Listed on the Singapore Exchange, CapitaLand is backed by Temasek, a state investor. Its real estate investment trusts, investment management and lodging units will be run by a new entity: CapitaLand Investment Management (CLIM).
Its real estate development business is meanwhile to be privatized under CLA Real Estate Holdings, an indirect, wholly-owned unit of Temasek.
CLA already has the majority stake in CapitaLand with 51.09% of shares as of August 2020.
CapitaLand is known for its massive shopping malls in Singapore and China. It said the restructuring is intended to keep its investment activities asset-light. With the company's property development arm under CLA, CLIM will focus on growth in assets under management and on capital efficiency.
Lee Chee Koon, CapitaLand's group chief executive, said at a briefing on Monday that the decision to make property development a private business is that the long gestation periods involved require "patient capital."
"By organizing in these two different ways, you'll get the right level of capital to support the growth of the two different businesses," said Lee.
With assets under management of about 115 billion Singapore dollars ($85.7 billion), CLIM's public listing will make it the largest real estate investment manager in Asia.
"It fits in terms of the longer-term strategic objective," said Lee. "We say we wanted to be a developer-asset manager -- that doesn't change. One is going to be done in a privately-held entity, one is going to be done in a listed entity."
CapitaLand plans for CLIM to hold on to funds across multiple asset classes that span private and listed sources. The managers of all listed real estate investment trusts and business trusts, as well as selected unlisted funds managed by CapitaLand, will be held under the new unit with the reorganization.
These funds had a total value of about SG$78 billion in December last year, and had grown at a compounded annual growth rate of around 15% since 2017, the company said. CLIM's investment management business will be global, it said, and will focus on fee-related earnings as well as expansion of fund size.
"It helps to sharpen the focus," said Lee, who will be CLIM's chief executive. "Being on the listed side, we can be very, very disciplined in terms of deploying capital... in creation of fee income."
Ascott, the company's lodging management unit, which operates serviced residences in countries like Japan, Indonesia, India and South Korea, will come under CLIM.
With property development privatized under CLA, CapitaLand will retain 52% of the shares after CLIM's listing.

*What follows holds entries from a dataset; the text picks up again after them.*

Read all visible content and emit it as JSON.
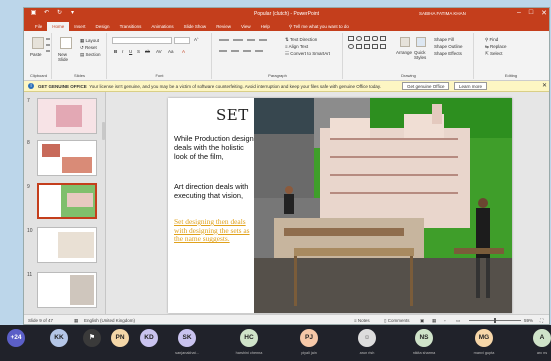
{
  "titlebar": {
    "title": "Popular (clutch) - PowerPoint",
    "user": "SABIHA FATIMA KHAN",
    "save_icon": "save-icon",
    "undo_icon": "undo-icon",
    "redo_icon": "redo-icon"
  },
  "tabs": [
    "File",
    "Home",
    "Insert",
    "Design",
    "Transitions",
    "Animations",
    "Slide Show",
    "Review",
    "View",
    "Help"
  ],
  "active_tab": "Home",
  "tell_me": "Tell me what you want to do",
  "ribbon": {
    "clipboard": {
      "label": "Clipboard",
      "paste": "Paste"
    },
    "slides": {
      "label": "Slides",
      "new_slide": "New Slide",
      "layout": "Layout",
      "reset": "Reset",
      "section": "Section"
    },
    "font": {
      "label": "Font"
    },
    "paragraph": {
      "label": "Paragraph",
      "text_direction": "Text Direction",
      "align_text": "Align Text",
      "convert": "Convert to SmartArt"
    },
    "drawing": {
      "label": "Drawing",
      "arrange": "Arrange",
      "quick_styles": "Quick Styles",
      "shape_fill": "Shape Fill",
      "shape_outline": "Shape Outline",
      "shape_effects": "Shape Effects"
    },
    "editing": {
      "label": "Editing",
      "find": "Find",
      "replace": "Replace",
      "select": "Select"
    }
  },
  "license_bar": {
    "title": "GET GENUINE OFFICE",
    "message": "Your license isn't genuine, and you may be a victim of software counterfeiting. Avoid interruption and keep your files safe with genuine Office today.",
    "button_primary": "Get genuine Office",
    "button_secondary": "Learn more"
  },
  "thumbnails": [
    {
      "num": "7"
    },
    {
      "num": "8"
    },
    {
      "num": "9"
    },
    {
      "num": "10"
    },
    {
      "num": "11"
    }
  ],
  "slide": {
    "title": "SET DESIGN",
    "para1": "While Production design deals with the holistic look of the film,",
    "para2": "Art direction deals with executing that vision,",
    "para3": "Set designing then deals with designing the sets as the name suggests."
  },
  "status": {
    "slide_of": "Slide 9 of 47",
    "language": "English (United Kingdom)",
    "notes": "Notes",
    "comments": "Comments",
    "zoom": "59%"
  },
  "meeting": {
    "participants": [
      {
        "initials": "+24",
        "name": "",
        "color": "#5b5fc7"
      },
      {
        "initials": "KK",
        "name": "",
        "color": "#b4c6e7"
      },
      {
        "initials": "",
        "name": "",
        "color": "#3a3a3a"
      },
      {
        "initials": "PN",
        "name": "",
        "color": "#f4d7a8"
      },
      {
        "initials": "KD",
        "name": "",
        "color": "#c9c3ef"
      },
      {
        "initials": "SK",
        "name": "sanjanakhat...",
        "color": "#c9c3ef"
      },
      {
        "initials": "HC",
        "name": "harshini chenna",
        "color": "#cfe3c9"
      },
      {
        "initials": "PJ",
        "name": "piyali jain",
        "color": "#f6c8a8"
      },
      {
        "initials": "",
        "name": "arun rish",
        "color": "#dddddd"
      },
      {
        "initials": "NS",
        "name": "nikita sharma",
        "color": "#cfe3c9"
      },
      {
        "initials": "MG",
        "name": "manvi gupta",
        "color": "#f6d6a8"
      },
      {
        "initials": "A",
        "name": "arc ns",
        "color": "#cfe3c9"
      }
    ]
  },
  "colors": {
    "accent": "#c43e1c",
    "link_gold": "#e0a11b"
  }
}
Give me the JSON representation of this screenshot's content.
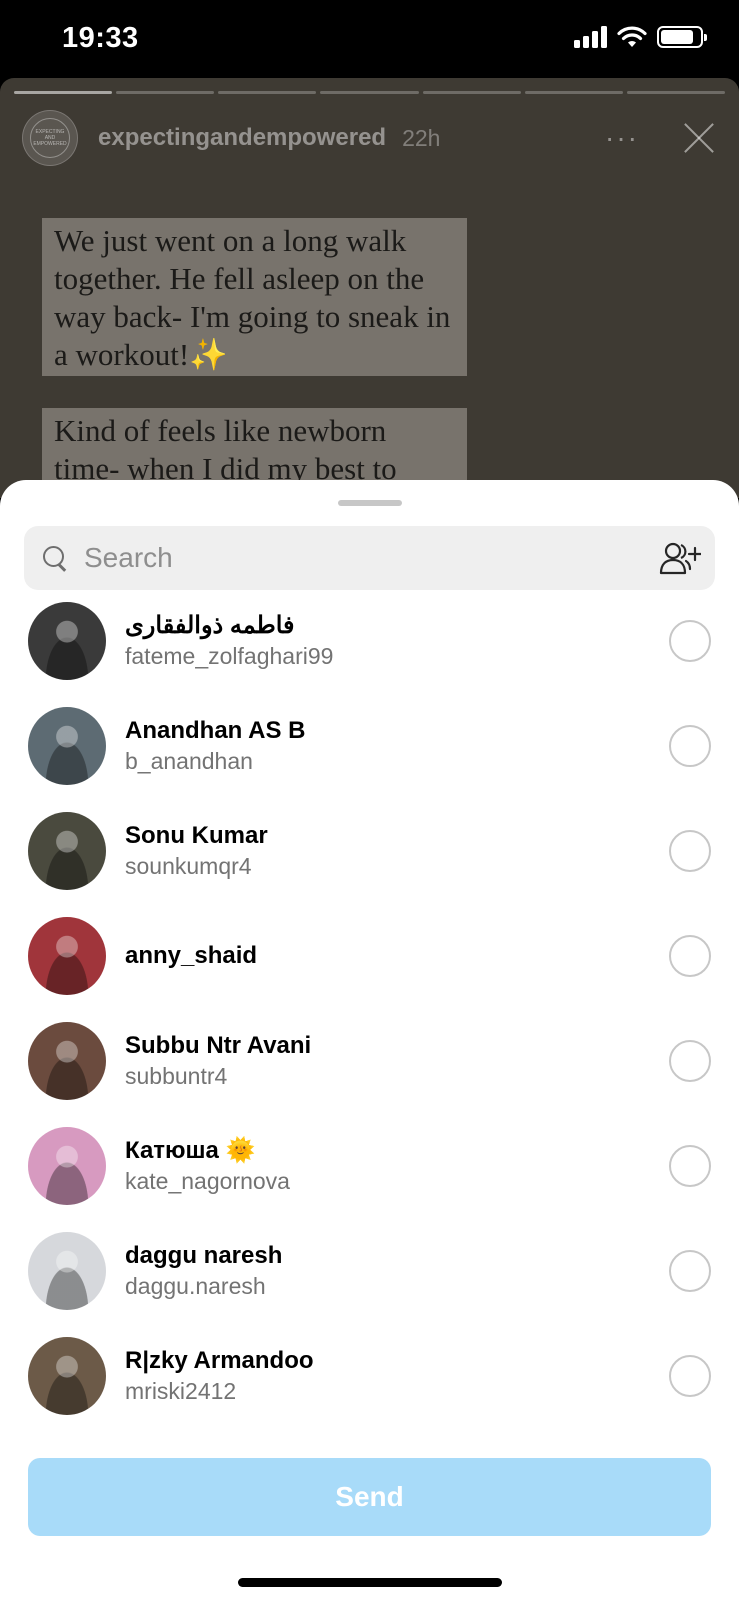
{
  "status_bar": {
    "time": "19:33",
    "battery_level": 0.85
  },
  "story": {
    "username": "expectingandempowered",
    "time_ago": "22h",
    "more_label": "···",
    "avatar_text": "EXPECTING AND EMPOWERED",
    "text_blocks": [
      "We just went on a long walk together. He fell asleep on the way back- I'm going to sneak in a workout!✨",
      "Kind of feels like newborn time- when I did my best to"
    ],
    "progress_segments": 7,
    "progress_done": 1
  },
  "share_sheet": {
    "search_placeholder": "Search",
    "contacts": [
      {
        "name": "فاطمه ذوالفقاری",
        "username": "fateme_zolfaghari99",
        "avatar_color": "#3a3a3a"
      },
      {
        "name": "Anandhan AS B",
        "username": "b_anandhan",
        "avatar_color": "#5d6b73"
      },
      {
        "name": "Sonu Kumar",
        "username": "sounkumqr4",
        "avatar_color": "#4a4a3e"
      },
      {
        "name": "anny_shaid",
        "username": "",
        "avatar_color": "#a0353b"
      },
      {
        "name": "Subbu Ntr Avani",
        "username": "subbuntr4",
        "avatar_color": "#6b4b3e"
      },
      {
        "name": "Катюша 🌞",
        "username": "kate_nagornova",
        "avatar_color": "#d79ac0"
      },
      {
        "name": "daggu naresh",
        "username": "daggu.naresh",
        "avatar_color": "#d6d8dc"
      },
      {
        "name": "R|zky Armandoo",
        "username": "mriski2412",
        "avatar_color": "#6c5a48"
      }
    ],
    "send_label": "Send"
  }
}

After the restructuring, CLA will be left with real estate development-related business and assets worth about SG$6.1 billion.
"This restructuring will play a key role in setting CLIM on a focused and high growth trajectory," said Wong Kan Seng, CLA's chairman. "It will also provide flexibility for the development business to pursue longer gestation and capital-intensive projects."

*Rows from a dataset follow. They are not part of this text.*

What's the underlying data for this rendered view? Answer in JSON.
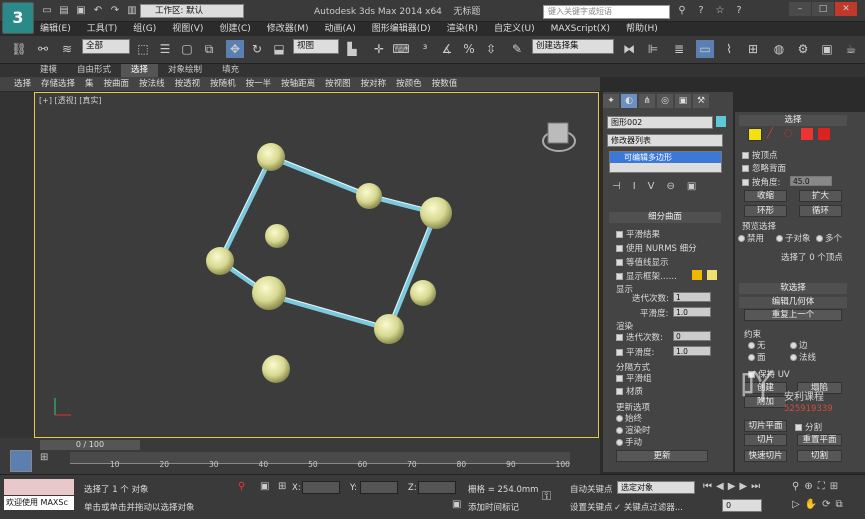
{
  "app": {
    "title": "Autodesk 3ds Max  2014 x64",
    "doc": "无标题",
    "workspace_label": "工作区: 默认",
    "search_placeholder": "键入关键字或短语"
  },
  "menu": [
    "编辑(E)",
    "工具(T)",
    "组(G)",
    "视图(V)",
    "创建(C)",
    "修改器(M)",
    "动画(A)",
    "图形编辑器(D)",
    "渲染(R)",
    "自定义(U)",
    "MAXScript(X)",
    "帮助(H)"
  ],
  "toolbar": {
    "filter": "全部",
    "refcoord": "视图",
    "selset": "创建选择集"
  },
  "ribbon_tabs": [
    "建模",
    "自由形式",
    "选择",
    "对象绘制",
    "填充"
  ],
  "ribbon_items": [
    "选择",
    "存储选择",
    "集",
    "按曲面",
    "按法线",
    "按透视",
    "按随机",
    "按一半",
    "按轴距离",
    "按视图",
    "按对称",
    "按颜色",
    "按数值"
  ],
  "viewport": {
    "label": "[+] [透视] [真实]"
  },
  "cmd": {
    "obj_name": "图形002",
    "mod_list": "修改器列表",
    "stack_item": "可编辑多边形",
    "subdiv_title": "细分曲面",
    "smooth_result": "平滑结果",
    "use_nurms": "使用 NURMS 细分",
    "isoline": "等值线显示",
    "show_cage": "显示框架……",
    "display": "显示",
    "iterations": "迭代次数:",
    "iter_val": "1",
    "smoothness": "平滑度:",
    "smooth_val": "1.0",
    "render": "渲染",
    "r_iter_val": "0",
    "r_smooth_val": "1.0",
    "sep_by": "分隔方式",
    "smooth_groups": "平滑组",
    "materials": "材质",
    "update_opts": "更新选项",
    "always": "始终",
    "when_render": "渲染时",
    "manual": "手动",
    "update_btn": "更新"
  },
  "right": {
    "sel_title": "选择",
    "by_vertex": "按顶点",
    "ignore_back": "忽略背面",
    "by_angle": "按角度:",
    "angle_val": "45.0",
    "shrink": "收缩",
    "grow": "扩大",
    "ring": "环形",
    "loop": "循环",
    "preview": "预览选择",
    "disable": "禁用",
    "subobj": "子对象",
    "multi": "多个",
    "selected": "选择了 0 个顶点",
    "soft_sel": "软选择",
    "edit_geom": "编辑几何体",
    "repeat": "重复上一个",
    "constraints": "约束",
    "none": "无",
    "edge": "边",
    "face": "面",
    "normal": "法线",
    "keep_uv": "保持 UV",
    "create": "创建",
    "collapse": "塌陷",
    "attach": "附加",
    "slice_plane": "切片平面",
    "split": "分割",
    "slice": "切片",
    "reset_plane": "重置平面",
    "quickslice": "快速切片",
    "cut": "切割",
    "watermark": "安利课程",
    "watermark_num": "525919339"
  },
  "timeline": {
    "frame": "0 / 100",
    "ticks": [
      "10",
      "20",
      "30",
      "40",
      "50",
      "60",
      "70",
      "80",
      "90",
      "100"
    ]
  },
  "status": {
    "maxscript": "欢迎使用 MAXSc",
    "selected": "选择了 1 个 对象",
    "hint": "单击或单击并拖动以选择对象",
    "x_label": "X:",
    "y_label": "Y:",
    "z_label": "Z:",
    "grid": "栅格 = 254.0mm",
    "auto_key": "自动关键点",
    "set_key": "设置关键点",
    "sel_obj": "选定对象",
    "key_filter": "关键点过滤器...",
    "add_time_tag": "添加时间标记",
    "frame_val": "0"
  }
}
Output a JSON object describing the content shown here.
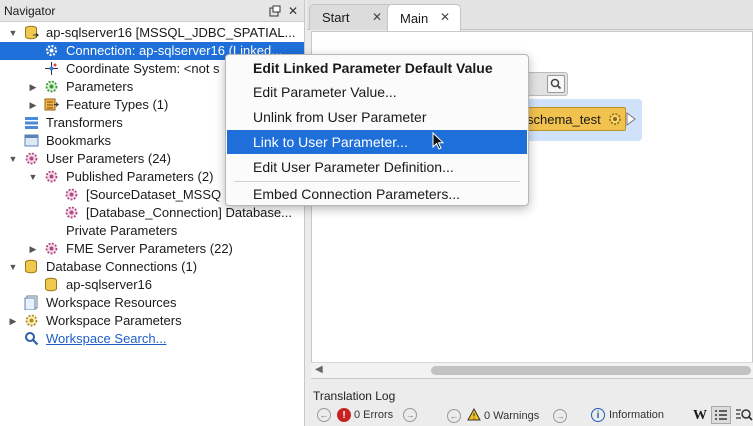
{
  "navigator": {
    "title": "Navigator",
    "items": [
      {
        "label": "ap-sqlserver16 [MSSQL_JDBC_SPATIAL..."
      },
      {
        "label": "Connection: ap-sqlserver16 (Linked..."
      },
      {
        "label": "Coordinate System: <not s"
      },
      {
        "label": "Parameters"
      },
      {
        "label": "Feature Types (1)"
      },
      {
        "label": "Transformers"
      },
      {
        "label": "Bookmarks"
      },
      {
        "label": "User Parameters (24)"
      },
      {
        "label": "Published Parameters (2)"
      },
      {
        "label": "[SourceDataset_MSSQ"
      },
      {
        "label": "[Database_Connection] Database..."
      },
      {
        "label": "Private Parameters"
      },
      {
        "label": "FME Server Parameters (22)"
      },
      {
        "label": "Database Connections (1)"
      },
      {
        "label": "ap-sqlserver16"
      },
      {
        "label": "Workspace Resources"
      },
      {
        "label": "Workspace Parameters"
      },
      {
        "label": "Workspace Search..."
      }
    ]
  },
  "tabs": [
    {
      "label": "Start"
    },
    {
      "label": "Main"
    }
  ],
  "canvas": {
    "node_label": "schema_test"
  },
  "context_menu": {
    "items": [
      {
        "label": "Edit Linked Parameter Default Value"
      },
      {
        "label": "Edit Parameter Value..."
      },
      {
        "label": "Unlink from User Parameter"
      },
      {
        "label": "Link to User Parameter..."
      },
      {
        "label": "Edit User Parameter Definition..."
      },
      {
        "label": "Embed Connection Parameters..."
      }
    ]
  },
  "translation_log": {
    "title": "Translation Log",
    "errors": "0 Errors",
    "warnings": "0 Warnings",
    "information": "Information"
  },
  "colors": {
    "selection": "#1e6fd9",
    "node": "#f2c24e",
    "canvas_highlight": "#cfe2fa"
  }
}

The proposed restructuring still has to be approved by Singapore's High Court, by CapitaLand's independent shareholders at an extraordinary general meeting, and at a scheme meeting expected to be held around the third quarter of the year. If all goes to plan, the reorganization should be completed in the final quarter of 2021.

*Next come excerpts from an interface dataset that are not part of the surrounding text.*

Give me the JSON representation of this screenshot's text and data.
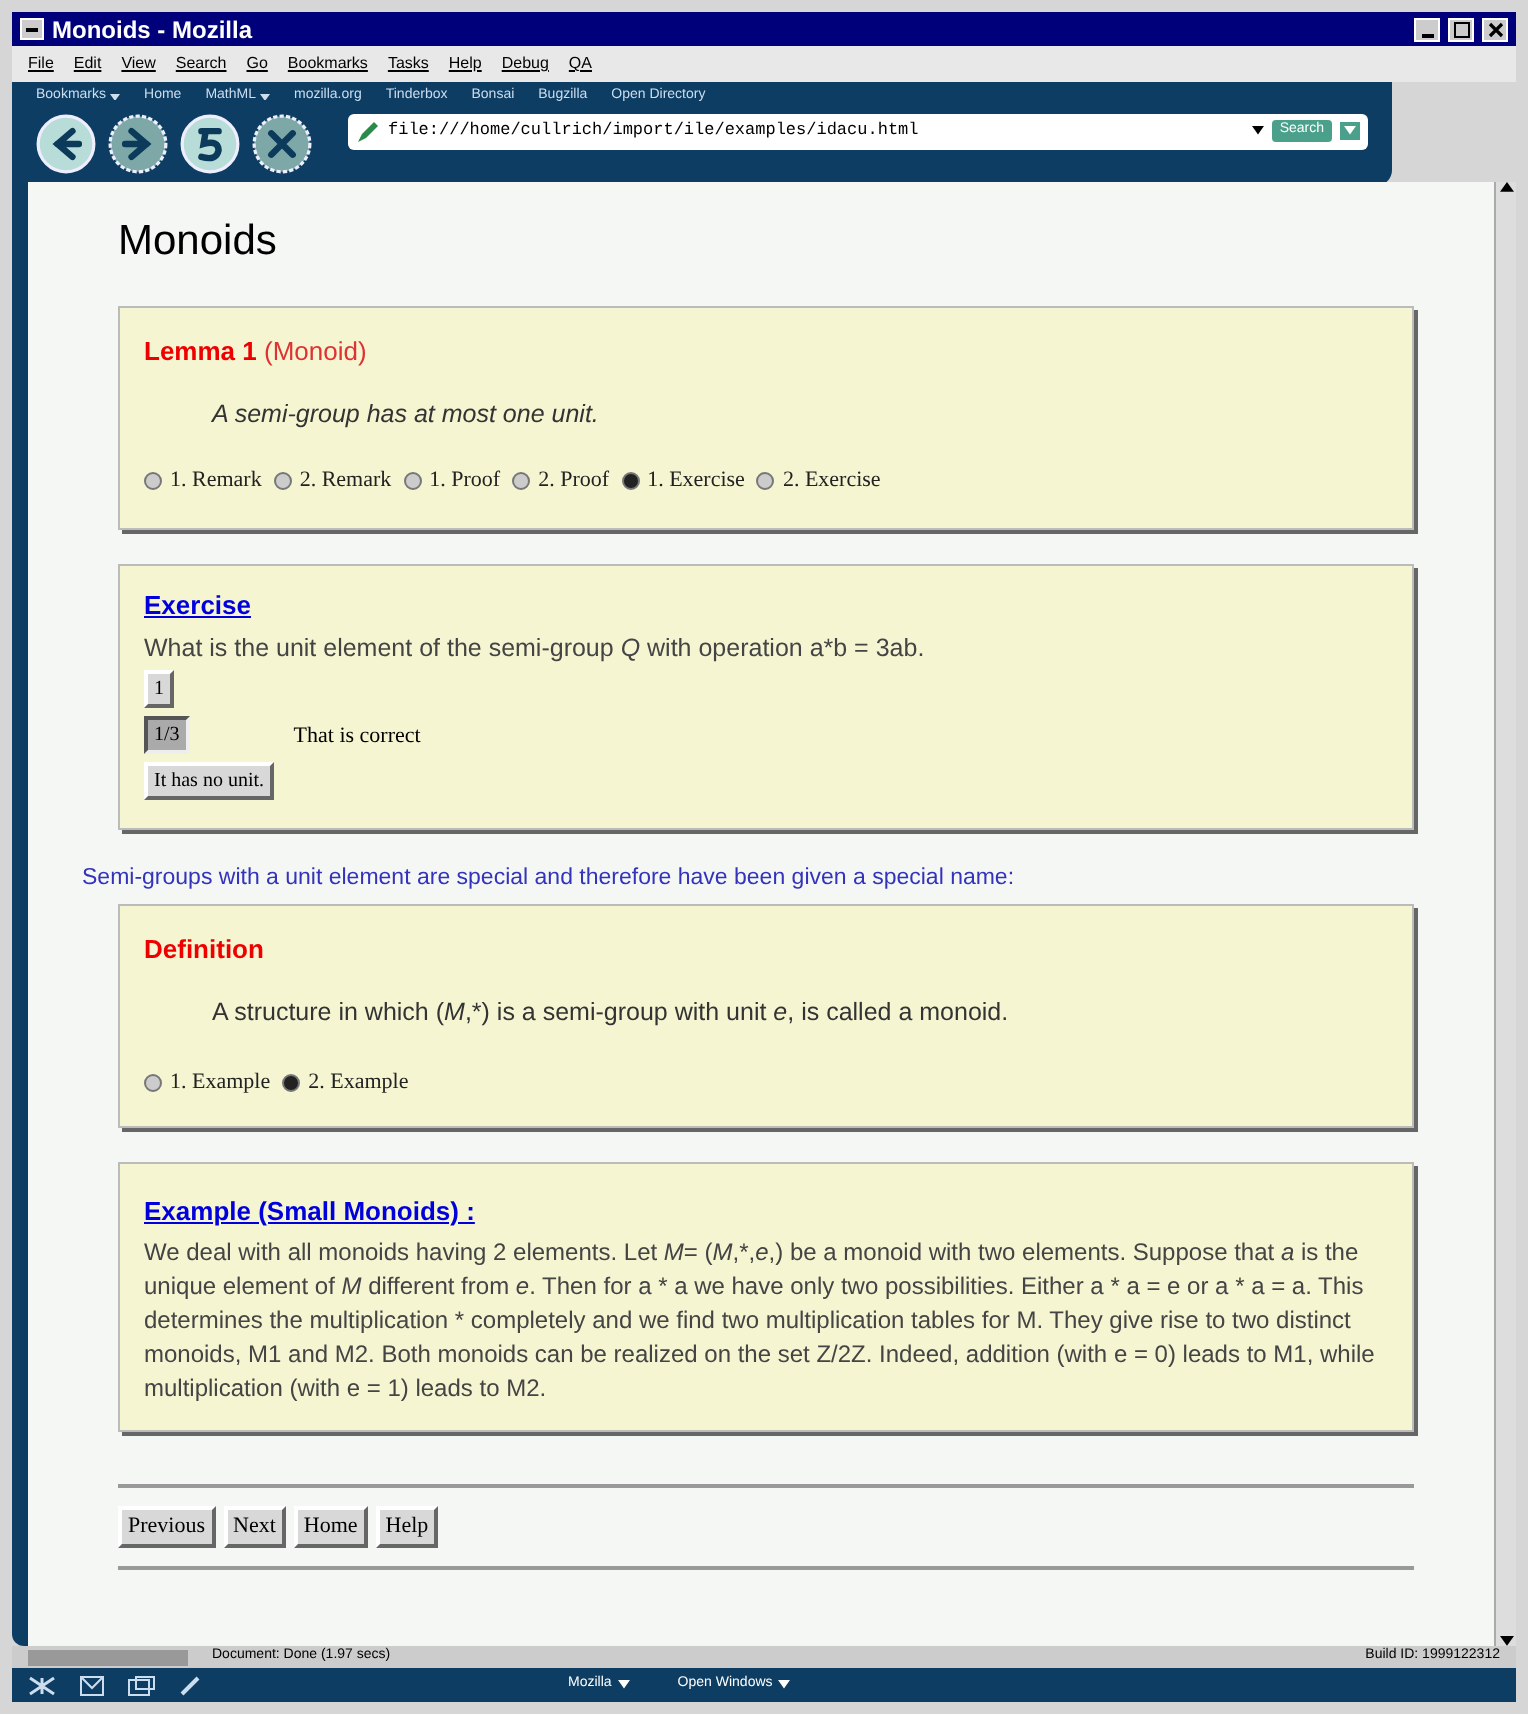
{
  "window": {
    "title": "Monoids - Mozilla"
  },
  "menu": [
    "File",
    "Edit",
    "View",
    "Search",
    "Go",
    "Bookmarks",
    "Tasks",
    "Help",
    "Debug",
    "QA"
  ],
  "personal_bar": [
    {
      "label": "Bookmarks",
      "dropdown": true
    },
    {
      "label": "Home",
      "dropdown": false
    },
    {
      "label": "MathML",
      "dropdown": true
    },
    {
      "label": "mozilla.org",
      "dropdown": false
    },
    {
      "label": "Tinderbox",
      "dropdown": false
    },
    {
      "label": "Bonsai",
      "dropdown": false
    },
    {
      "label": "Bugzilla",
      "dropdown": false
    },
    {
      "label": "Open Directory",
      "dropdown": false
    }
  ],
  "nav_buttons": [
    {
      "kind": "back",
      "disabled": false
    },
    {
      "kind": "forward",
      "disabled": true
    },
    {
      "kind": "reload",
      "disabled": false
    },
    {
      "kind": "stop",
      "disabled": true
    }
  ],
  "address": {
    "value": "file:///home/cullrich/import/ile/examples/idacu.html"
  },
  "search_button": "Search",
  "page": {
    "heading": "Monoids",
    "lemma": {
      "label": "Lemma 1",
      "name": "(Monoid)",
      "statement": "A semi-group has at most one unit.",
      "options": [
        {
          "label": "1. Remark",
          "selected": false
        },
        {
          "label": "2. Remark",
          "selected": false
        },
        {
          "label": "1. Proof",
          "selected": false
        },
        {
          "label": "2. Proof",
          "selected": false
        },
        {
          "label": "1. Exercise",
          "selected": true
        },
        {
          "label": "2. Exercise",
          "selected": false
        }
      ]
    },
    "exercise": {
      "title": "Exercise",
      "question": [
        {
          "text": "What is the unit element of the semi-group "
        },
        {
          "text": "Q",
          "italic": true
        },
        {
          "text": " with operation a*b = 3ab."
        }
      ],
      "answers": [
        {
          "label": "1",
          "pressed": false
        },
        {
          "label": "1/3",
          "pressed": true,
          "feedback": "That is correct"
        },
        {
          "label": "It has no unit.",
          "pressed": false
        }
      ]
    },
    "transition": "Semi-groups with a unit element are special and therefore have been given a special name:",
    "definition": {
      "label": "Definition",
      "statement": [
        {
          "text": "A structure in which ("
        },
        {
          "text": "M",
          "italic": true
        },
        {
          "text": ",*) is a semi-group with unit "
        },
        {
          "text": "e",
          "italic": true
        },
        {
          "text": ", is called a monoid."
        }
      ],
      "options": [
        {
          "label": "1. Example",
          "selected": false
        },
        {
          "label": "2. Example",
          "selected": true
        }
      ]
    },
    "example": {
      "title": "Example (Small Monoids) :",
      "body": [
        {
          "text": "We deal with all monoids having 2 elements. Let "
        },
        {
          "text": "M",
          "italic": true
        },
        {
          "text": "= ("
        },
        {
          "text": "M",
          "italic": true
        },
        {
          "text": ",*,"
        },
        {
          "text": "e",
          "italic": true
        },
        {
          "text": ",) be a monoid with two elements. Suppose that "
        },
        {
          "text": "a",
          "italic": true
        },
        {
          "text": " is the unique element of "
        },
        {
          "text": "M",
          "italic": true
        },
        {
          "text": " different from "
        },
        {
          "text": "e",
          "italic": true
        },
        {
          "text": ". Then for a * a we have only two possibilities. Either a * a = e or a * a = a. This determines the multiplication * completely and we find two multiplication tables for M. They give rise to two distinct monoids, M1 and M2. Both monoids can be realized on the set Z/2Z. Indeed, addition (with e = 0) leads to M1, while multiplication (with e = 1) leads to M2."
        }
      ]
    },
    "footer_buttons": [
      "Previous",
      "Next",
      "Home",
      "Help"
    ]
  },
  "status_bar": {
    "message": "Document: Done (1.97 secs)",
    "build": "Build ID: 1999122312"
  },
  "taskbar": {
    "menus": [
      "Mozilla",
      "Open Windows"
    ]
  }
}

Like many Asian real estate companies, CapitaLand had a tough 2020 with the uncertain operating environment the COVID-19 pandemic created for property.
It posted a SG$1.57 billion loss for the year, a drastic plunge from its SG$2.14 billion profit in 2019.
CapitaLand has a presence in over 230 cities across more than 30 countries. Some 37% of its assets under management worth SG$43 billion are in the likes of retail, commercial and residential space in China. Its second largest portfolio is in Singapore -- making up 34% of the total and worth SG$39 billion.
"The majority of our capital is exposed to Singapore and China," Lee said during the briefing. "With the vaccination rollout, my own sense is that the worst of COVID-19 is behind us, and we should be in a phase of recovery."
"That's why we also think that it is right to accelerate our transformation, and time to propose this restructuring exercise."